Cornwall is renowned for many things such as the Cornish pasty, did you know that the oldest Cornish pasty bakery in the world, Warrens bakery, is in Penzance? (Just a little trivia for you.) Pirates of Penzance, smugglers, legends and myths such as Tintagel Castle legend of King Arthur. Also the well-known Land’s End or Peal Point which is the most westerly mainland point of Cornwall and England, the distance between Land’s End to John O’ Groats in Scotland is 1.349 km (838 miles) by road.
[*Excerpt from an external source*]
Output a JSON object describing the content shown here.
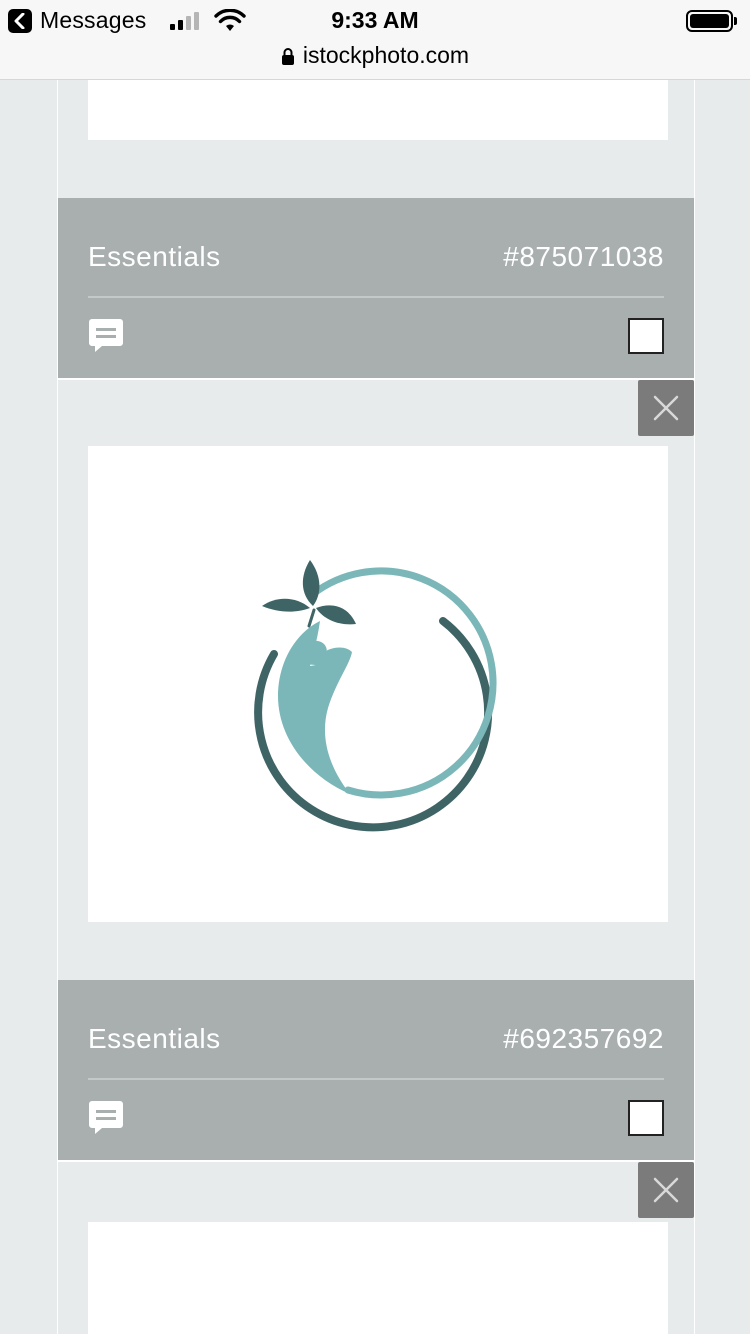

There are lots of rugged trails with picture perfect views, you could almost imagine Poldark scenes there. Parts of the coast are very popular with surfers and even on a winters day you will find them catching a wave. St Ives is a very popular destination for artists with its many art galleries and retreats, the streets and houses are so picturesque and the beaches are stunning, the sea food is a delight, as you will find throughout Cornwall. The fishing industry has been a tradition dating back a long way. Fowey, pronounced Joy, is a harbour town where Fishing was an integral part of life and some of the merchants were also privateers and did a smuggling too. Our writers have shared their experiences with you here and will hopefully inspire you to enjoy the beautiful Kernow too.